Farm Display

Farming Days of the Past

The Early Farming display behind the log cabin focuses on the days when “horsepower” meant powered by horses.  Lots of hand work and mechanical devices powered by human labor, horse or oxen was used by farm families in the area. Early Norwegian families tended to be large, perhaps to help create their own work force.  Neighbors helped neighbors for the extra large projects such as barn raising, picking corn and thrashing wheat.  And there was always livestock to care for because they provided the protein necessary for growing families as well as the power for many farming activities..

In 1849 the 32 farms in the Town of Dunn, including the future McFarland, produced lots of wheat with smaller amounts of oats, corn and barley. The village began with the coming of the railroad during the “wheat boom of 1855” and the construction of the depot connected the Norwegian farmers to the outside world. Wheat farming gave way to dairying, the raising of livestock and the production of tobacco. Farming became a commercial venture with the connection to big city markets.

Open House at the Museum

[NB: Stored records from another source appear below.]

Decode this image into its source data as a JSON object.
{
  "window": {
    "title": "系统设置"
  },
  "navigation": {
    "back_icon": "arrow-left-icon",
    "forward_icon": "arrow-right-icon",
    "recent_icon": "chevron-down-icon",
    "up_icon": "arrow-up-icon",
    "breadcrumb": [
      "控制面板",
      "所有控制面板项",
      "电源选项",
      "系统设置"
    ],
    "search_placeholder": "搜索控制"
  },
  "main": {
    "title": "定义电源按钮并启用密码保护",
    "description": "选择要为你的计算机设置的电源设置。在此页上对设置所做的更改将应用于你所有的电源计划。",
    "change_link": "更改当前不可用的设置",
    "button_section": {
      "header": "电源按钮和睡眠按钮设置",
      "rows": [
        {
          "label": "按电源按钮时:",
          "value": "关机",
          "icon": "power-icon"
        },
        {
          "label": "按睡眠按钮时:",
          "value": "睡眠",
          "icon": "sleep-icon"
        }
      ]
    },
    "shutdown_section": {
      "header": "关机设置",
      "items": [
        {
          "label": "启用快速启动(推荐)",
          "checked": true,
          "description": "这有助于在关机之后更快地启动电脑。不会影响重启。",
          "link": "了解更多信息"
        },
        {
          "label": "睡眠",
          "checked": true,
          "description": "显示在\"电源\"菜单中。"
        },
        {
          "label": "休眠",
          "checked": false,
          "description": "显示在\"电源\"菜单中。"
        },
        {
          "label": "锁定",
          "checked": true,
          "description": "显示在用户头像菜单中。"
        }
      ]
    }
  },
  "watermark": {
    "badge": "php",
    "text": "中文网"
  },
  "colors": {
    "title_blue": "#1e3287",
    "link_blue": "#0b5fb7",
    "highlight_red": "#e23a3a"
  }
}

The McFarland Historical Society will hold its annual Memorial Day Open House at the museum, 5814 Main Street, McFarland, from 10 am to 3 pm.  Many new displays will be featured in the museum, plus the Norwegian log cabin and the farming display will be open.  A bake sale, food stand with hot dogs, ice cream and beverages, and carriage rides will be offered.  There will be a plant sale at the Larson House Museum (6003 Exchange Street) from 10 am to 4 pm and that museum will also be open from 1 to 4 pm.